Monthly Archives: February 2014

Classical Apologetics

In my last post, I explained that there are three kinds of Apologetics: presuppositional, classical, and evidential. My last post also gave an overview of presuppositional Apologetics. This second post will introduce the second of the three schools of Apologetics, classical Apologetics.

Michael Houdmann is the CEO of He defines classical Apologetics this way: “Classical apologetics is a method of apologetics that begins by first employing various theistic arguments to establish the existence of God. Classical apologists will often utilize various forms of the cosmological, teleological (Design), ontological, and moral arguments to prove God’s existence. Once God’s existence has been established, the classical apologist will then move on to present evidence from fulfilled prophecy, the historical reliability of Scripture, and the bodily resurrection of Jesus to distinguish Christianity from all other competing forms of theism.”

Classical and evidential Apologetics are both very different from presuppositional Apologetics and very similar to each other. They both include the step of arguing that miracles and other such evidences demonstrate the existence of the Biblical God. However, as noted by Michael Houdmann above, classical Apologetics includes another step that comes first. That step is demonstrating the existence of a deity through various proofs.

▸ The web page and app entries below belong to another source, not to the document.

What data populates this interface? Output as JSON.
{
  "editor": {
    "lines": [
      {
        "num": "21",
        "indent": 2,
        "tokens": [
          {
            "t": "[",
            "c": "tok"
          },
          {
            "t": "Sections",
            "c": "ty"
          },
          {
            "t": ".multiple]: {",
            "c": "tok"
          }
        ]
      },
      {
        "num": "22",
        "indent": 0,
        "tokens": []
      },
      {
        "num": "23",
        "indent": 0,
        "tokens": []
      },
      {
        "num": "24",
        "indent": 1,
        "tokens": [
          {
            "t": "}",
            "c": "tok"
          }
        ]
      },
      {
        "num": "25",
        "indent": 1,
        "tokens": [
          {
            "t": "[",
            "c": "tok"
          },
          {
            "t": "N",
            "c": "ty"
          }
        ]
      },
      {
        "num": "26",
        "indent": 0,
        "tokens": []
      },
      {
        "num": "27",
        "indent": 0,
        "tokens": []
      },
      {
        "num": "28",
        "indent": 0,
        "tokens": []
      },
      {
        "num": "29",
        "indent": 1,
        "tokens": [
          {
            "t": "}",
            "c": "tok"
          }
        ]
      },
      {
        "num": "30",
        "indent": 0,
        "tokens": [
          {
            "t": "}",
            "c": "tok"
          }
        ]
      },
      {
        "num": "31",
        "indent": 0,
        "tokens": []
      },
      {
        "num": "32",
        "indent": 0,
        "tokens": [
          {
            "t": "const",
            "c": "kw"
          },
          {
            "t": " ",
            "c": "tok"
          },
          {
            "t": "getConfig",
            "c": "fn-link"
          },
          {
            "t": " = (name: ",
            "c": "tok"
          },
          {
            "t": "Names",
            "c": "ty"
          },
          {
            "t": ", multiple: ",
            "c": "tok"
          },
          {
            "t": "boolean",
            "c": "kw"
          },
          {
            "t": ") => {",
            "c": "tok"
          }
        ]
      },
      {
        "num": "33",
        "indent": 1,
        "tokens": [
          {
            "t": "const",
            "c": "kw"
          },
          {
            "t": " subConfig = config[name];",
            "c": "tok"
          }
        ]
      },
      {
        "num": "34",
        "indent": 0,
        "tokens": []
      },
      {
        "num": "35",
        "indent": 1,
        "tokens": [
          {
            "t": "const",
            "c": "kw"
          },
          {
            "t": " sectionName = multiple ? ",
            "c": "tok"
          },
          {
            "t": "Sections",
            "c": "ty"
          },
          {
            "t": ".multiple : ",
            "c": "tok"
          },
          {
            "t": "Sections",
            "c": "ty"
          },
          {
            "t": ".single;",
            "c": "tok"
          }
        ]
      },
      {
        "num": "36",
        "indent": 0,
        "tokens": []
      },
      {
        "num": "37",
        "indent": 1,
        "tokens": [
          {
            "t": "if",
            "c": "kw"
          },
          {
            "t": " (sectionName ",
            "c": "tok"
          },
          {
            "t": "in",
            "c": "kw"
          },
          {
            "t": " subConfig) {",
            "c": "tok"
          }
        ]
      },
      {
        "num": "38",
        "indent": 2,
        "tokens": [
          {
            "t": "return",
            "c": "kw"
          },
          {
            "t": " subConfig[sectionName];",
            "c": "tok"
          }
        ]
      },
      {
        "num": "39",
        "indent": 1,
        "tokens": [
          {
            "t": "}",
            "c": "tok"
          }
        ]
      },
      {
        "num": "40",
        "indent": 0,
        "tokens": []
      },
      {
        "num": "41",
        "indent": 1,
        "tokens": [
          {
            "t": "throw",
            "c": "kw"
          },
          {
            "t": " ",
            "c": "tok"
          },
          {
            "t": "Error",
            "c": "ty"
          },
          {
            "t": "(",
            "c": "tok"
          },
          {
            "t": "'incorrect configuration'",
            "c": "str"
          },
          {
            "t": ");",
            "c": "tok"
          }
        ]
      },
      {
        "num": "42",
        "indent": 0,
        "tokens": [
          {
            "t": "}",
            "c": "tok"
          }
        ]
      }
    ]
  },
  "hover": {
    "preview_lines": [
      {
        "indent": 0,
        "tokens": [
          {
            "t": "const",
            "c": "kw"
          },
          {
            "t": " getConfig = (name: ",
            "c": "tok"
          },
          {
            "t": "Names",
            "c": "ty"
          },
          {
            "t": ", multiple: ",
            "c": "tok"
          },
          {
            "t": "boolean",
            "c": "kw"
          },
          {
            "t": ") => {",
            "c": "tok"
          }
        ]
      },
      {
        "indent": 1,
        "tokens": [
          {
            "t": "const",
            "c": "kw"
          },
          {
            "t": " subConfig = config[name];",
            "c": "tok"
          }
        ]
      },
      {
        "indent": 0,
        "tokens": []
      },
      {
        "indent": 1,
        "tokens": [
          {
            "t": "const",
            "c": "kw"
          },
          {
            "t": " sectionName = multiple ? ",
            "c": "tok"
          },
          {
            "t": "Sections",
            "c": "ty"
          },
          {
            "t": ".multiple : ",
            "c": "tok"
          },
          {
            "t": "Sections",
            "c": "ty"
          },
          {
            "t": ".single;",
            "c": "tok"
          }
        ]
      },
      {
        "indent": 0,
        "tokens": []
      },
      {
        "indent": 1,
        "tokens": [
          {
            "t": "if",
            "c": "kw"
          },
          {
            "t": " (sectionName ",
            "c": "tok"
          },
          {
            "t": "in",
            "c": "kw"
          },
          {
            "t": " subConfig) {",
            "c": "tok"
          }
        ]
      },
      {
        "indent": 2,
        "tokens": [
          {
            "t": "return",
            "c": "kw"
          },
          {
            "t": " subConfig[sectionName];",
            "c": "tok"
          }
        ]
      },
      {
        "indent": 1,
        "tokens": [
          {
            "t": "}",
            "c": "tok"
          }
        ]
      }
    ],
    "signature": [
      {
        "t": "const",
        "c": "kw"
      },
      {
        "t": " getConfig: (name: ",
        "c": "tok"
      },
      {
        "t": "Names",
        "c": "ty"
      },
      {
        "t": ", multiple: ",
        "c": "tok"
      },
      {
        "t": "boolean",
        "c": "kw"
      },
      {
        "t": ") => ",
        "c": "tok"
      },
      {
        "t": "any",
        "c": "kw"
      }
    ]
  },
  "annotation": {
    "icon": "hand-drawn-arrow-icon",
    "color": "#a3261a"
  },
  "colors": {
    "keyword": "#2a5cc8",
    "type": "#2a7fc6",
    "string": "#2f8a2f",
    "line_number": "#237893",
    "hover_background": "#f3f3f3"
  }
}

Four common proofs used to establish the existence of a deity are these:
1. The Cosmological Argument (Uncaused Cause)
2. The Teleological Argument (Designed Universe)
3. The Ontological Argument (Greatest Conceivable Being)
4. The Moral Argument (Objective Morals)

After we overview evidential Apologetics in my next post, we’ll return to these proofs and examine them more in-depth.

Three Kinds of Apologetics

In speech and debate we talk about Apologetics a lot. We don’t tend to draw any sort of distinction within Apologetics as a whole. However, there are actually at least three distinct types of Apologetics–also referred to as “schools” of Apologetics. In this post I’m going to give a brief overview of the first school of Apologetics, while my next two posts will address numbers two and three.

These next few paragraphs are excerpted from an article I wrote for the Families for Reformation newsletter a few months back. You can read more of the article on this website by clicking here, or read the entire thing by going to the Families for Reformation website.

The first type of Apologetics is presuppositional Apologetics. What is presuppositional apologetics? According to that great source of human knowledge, Wikipedia, “Presuppositionalism is a school of Christian apologetics that believes the Christian faith is the only basis for rational thought.”

What is a presupposition? According to apologist John Frame, a presupposition is a “belief that takes precedence over another and therefore serves as a criterion for another. An ultimate presupposition is a belief over which no other takes precedence. For a Christian, the content of Scripture must serve as his ultimate presupposition…. This doctrine is merely the outworking of the lordship of God in the area of human thought. It merely applies the doctrine of scriptural infallibility to the realm of knowing.”

Basically, presuppositional apologetics argues that everyone has certain fundamental assumptions that we accept without external proof. Moreover, it asserts that any rational discussion presupposes the truth of the presuppositions of Christianity.